    Ragamuffin: I understand your pov, but ask a little charity. I have heard both sides of the debate presented, sometimes well and often poorly. Both base arguments on the bible, tradition and reason. You may well diagree with how the other side is interpreting and balancing all three, but please recognize that they are making their case based the text and context (and esp. the injunction to ‘Do justice’). They, rightly or wrongly, see themselves in the same tradition as those who ‘re-interepreted’ the bible to oppose slavery, racism and sexism. The biggest problem imo is the tendency of both sides to demonize and dismiss the other.

  16. Camassia says:

    Incidentally, last I heard the Christian/Muslim lady had been suspended from ministerial duties for a year.

    http://www.getreligion.org/?p=2531

  17. Bookdragon,

    There is no such thing as an “ex-Bishop.” He is no longer a Diocesan Bishop, but a Bishop he still is, i.e. he can still function as a Bishop and confer Holy Orders etc if requested by the Diocesan, and even if not requested he can do so in a manner that is “irregular” but not “invalid.”

  18. Ragamuffin: I understand your pov, but ask a little charity. I have heard both sides of the debate presented, sometimes well and often poorly. Both base arguments on the bible, tradition and reason. You may well diagree with how the other side is interpreting and balancing all three, but please recognize that they are making their case based the text and context (and esp. the injunction to ‘Do justice’). They, rightly or wrongly, see themselves in the same tradition as those who ‘re-interepreted’ the bible to oppose slavery, racism and sexism. The biggest problem imo is the tendency of both sides to demonize and dismiss the other.

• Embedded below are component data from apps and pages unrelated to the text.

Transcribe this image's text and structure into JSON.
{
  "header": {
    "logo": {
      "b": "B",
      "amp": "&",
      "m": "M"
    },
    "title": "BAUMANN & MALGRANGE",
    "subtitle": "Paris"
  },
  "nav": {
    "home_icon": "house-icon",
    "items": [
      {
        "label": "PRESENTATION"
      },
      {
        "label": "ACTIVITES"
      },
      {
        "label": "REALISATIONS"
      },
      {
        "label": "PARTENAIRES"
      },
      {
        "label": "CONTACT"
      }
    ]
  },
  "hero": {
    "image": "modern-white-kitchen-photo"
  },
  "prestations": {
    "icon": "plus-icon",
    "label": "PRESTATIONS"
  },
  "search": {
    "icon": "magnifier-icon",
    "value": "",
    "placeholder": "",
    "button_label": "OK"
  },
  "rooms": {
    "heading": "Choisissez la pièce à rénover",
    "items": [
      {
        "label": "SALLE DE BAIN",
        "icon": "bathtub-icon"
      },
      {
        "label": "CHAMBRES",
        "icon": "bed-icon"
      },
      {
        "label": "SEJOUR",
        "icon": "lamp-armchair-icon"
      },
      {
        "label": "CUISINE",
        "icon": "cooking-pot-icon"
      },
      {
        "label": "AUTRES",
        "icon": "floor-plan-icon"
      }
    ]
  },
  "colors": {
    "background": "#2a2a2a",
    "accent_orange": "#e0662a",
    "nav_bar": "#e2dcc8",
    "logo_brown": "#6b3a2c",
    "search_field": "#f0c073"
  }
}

    I don’t mean to sound uncharitable, but having also heard both sides of the debate presented numerous times, I can’t help but believe that the other side has missed the point about loving people and treating them with respect and human dignity while not reclassifying their behavior from sinful to something else. We wouldn’t knowingly ordain a man who is promiscuous or is actively cheating on his wife. We wouldn’t knowlingly marry a man to two different wives. The Bible is clear on such thing as it is also clear about those who engage in homosexual sex. So when those of us longing for tradition and history see the ECUSA and other denominations doing exegetical contortionist routines to make Scripture say something it doesn’t about the subject, it’s only logical to think that they probably do that with a lot of other Scriptures and that it’s simply not the place for us.

  19. Amen Ragamuffin,

    As a UM who has heard everside of this topic and then some, it still boils down to this issue: is homosexual sex sinful or not whether in marriage(?) or out? The options are also clear: depart from the clear sexual ethics of the Holy Scriptures and 5000+ years of tradition and go on a culture ride with a group of people who espouse other unorthodox ideas and run dying churches or humbly accept the word of God and use the conversations and debates about homosexuality to better minister to those struggling with it.

    I’m going with the latter.